Jacobin, a name applied to a political club and party during the French Revolution. During 1793–94, the most radical period of the French Revolution, the Jacobins were the ruling group. The Jacobin Club was originally known as the Society of Friends of the Constitution. It was founded in 1789 by representatives of the States-General from Brittany. The dining hall of a Dominican monastery in Paris was rented for headquarters. The Dominicans were called Jacobins in France (since their original house in Paris was on the rue St. Jacques), and the name was applied to the club.
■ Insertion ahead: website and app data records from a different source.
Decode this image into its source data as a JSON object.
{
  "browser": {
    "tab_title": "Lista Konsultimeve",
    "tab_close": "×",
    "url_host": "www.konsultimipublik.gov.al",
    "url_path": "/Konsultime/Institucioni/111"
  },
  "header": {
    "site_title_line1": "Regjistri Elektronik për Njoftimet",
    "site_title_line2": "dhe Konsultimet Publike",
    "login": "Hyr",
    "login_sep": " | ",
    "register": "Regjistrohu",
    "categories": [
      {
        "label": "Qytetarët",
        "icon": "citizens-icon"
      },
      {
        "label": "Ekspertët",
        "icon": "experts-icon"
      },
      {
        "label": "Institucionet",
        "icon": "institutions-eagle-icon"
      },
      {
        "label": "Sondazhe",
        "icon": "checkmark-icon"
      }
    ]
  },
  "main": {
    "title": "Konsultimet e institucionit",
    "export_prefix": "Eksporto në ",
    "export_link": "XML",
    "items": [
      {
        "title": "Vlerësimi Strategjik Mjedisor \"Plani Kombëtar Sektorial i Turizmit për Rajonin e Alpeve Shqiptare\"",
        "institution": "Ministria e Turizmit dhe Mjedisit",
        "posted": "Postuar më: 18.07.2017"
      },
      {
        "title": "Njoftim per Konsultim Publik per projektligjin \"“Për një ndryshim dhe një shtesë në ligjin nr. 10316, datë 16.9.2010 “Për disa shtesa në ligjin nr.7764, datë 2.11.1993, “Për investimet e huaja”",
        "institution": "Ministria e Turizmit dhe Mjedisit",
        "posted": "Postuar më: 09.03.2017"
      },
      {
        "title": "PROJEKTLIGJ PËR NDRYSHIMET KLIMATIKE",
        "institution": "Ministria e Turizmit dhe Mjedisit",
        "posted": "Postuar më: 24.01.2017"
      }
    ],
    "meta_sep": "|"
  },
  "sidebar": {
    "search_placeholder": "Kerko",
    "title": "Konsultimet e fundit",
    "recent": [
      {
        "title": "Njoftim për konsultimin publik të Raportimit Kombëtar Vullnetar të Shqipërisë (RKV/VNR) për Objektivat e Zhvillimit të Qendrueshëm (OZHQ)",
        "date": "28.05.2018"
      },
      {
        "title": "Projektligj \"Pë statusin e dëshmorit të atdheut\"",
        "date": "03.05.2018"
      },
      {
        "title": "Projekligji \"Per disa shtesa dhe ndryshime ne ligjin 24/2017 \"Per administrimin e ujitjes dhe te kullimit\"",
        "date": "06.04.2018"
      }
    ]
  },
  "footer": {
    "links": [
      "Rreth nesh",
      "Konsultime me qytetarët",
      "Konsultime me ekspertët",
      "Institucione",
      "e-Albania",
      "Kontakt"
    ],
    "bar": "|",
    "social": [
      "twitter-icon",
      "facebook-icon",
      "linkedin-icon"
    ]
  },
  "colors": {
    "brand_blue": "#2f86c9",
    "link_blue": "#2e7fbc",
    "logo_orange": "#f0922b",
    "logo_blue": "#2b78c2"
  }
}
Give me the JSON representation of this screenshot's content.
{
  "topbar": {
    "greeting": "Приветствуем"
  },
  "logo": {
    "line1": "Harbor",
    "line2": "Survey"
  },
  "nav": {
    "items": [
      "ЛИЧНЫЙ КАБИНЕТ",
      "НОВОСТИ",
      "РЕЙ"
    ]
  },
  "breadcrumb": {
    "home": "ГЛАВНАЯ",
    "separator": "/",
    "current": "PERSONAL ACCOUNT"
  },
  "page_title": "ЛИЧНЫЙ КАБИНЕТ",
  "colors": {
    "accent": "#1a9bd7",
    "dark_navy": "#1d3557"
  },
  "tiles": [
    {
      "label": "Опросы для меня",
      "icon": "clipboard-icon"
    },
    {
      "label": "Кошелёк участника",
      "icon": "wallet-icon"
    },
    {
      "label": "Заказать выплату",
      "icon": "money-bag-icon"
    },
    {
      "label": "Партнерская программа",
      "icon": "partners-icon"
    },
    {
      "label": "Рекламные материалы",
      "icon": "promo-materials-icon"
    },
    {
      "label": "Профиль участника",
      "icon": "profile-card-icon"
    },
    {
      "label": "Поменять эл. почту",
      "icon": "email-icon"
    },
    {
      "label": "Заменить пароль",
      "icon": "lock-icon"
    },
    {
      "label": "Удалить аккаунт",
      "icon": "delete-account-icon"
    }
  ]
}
At first the Jacobins were mostly moderates who believed in constitutional monarchy. In 1791 the club grew more radical, as moderates dropped out and the general public was admitted to meetings.

By 1793 the Jacobins were the best-organized group in France. Thousands of provincial clubs were affiliated with the Paris group. Jacobin deputies voted for the death of Louis XVI. Georges Danton and Maximilien Robespierre, Jacobin leaders, used the Paris mob to intimidate the National Convention. Unlike the Girondists, a rival group in the National Convention, the Jacobins wanted a strong centralized state, governed from Paris by a small committee. In June, 1793, the Jacobins expelled the Girondists from the National Convention. The Committee of Public Safety, dominated first by Danton and later by Robespierre, instituted the Reign of Terror. Thousands were sent to the guillotine.

The Terror ended after Robespierre himself was guillotined, July 28, 1794. The Jacobin Club was closed in November.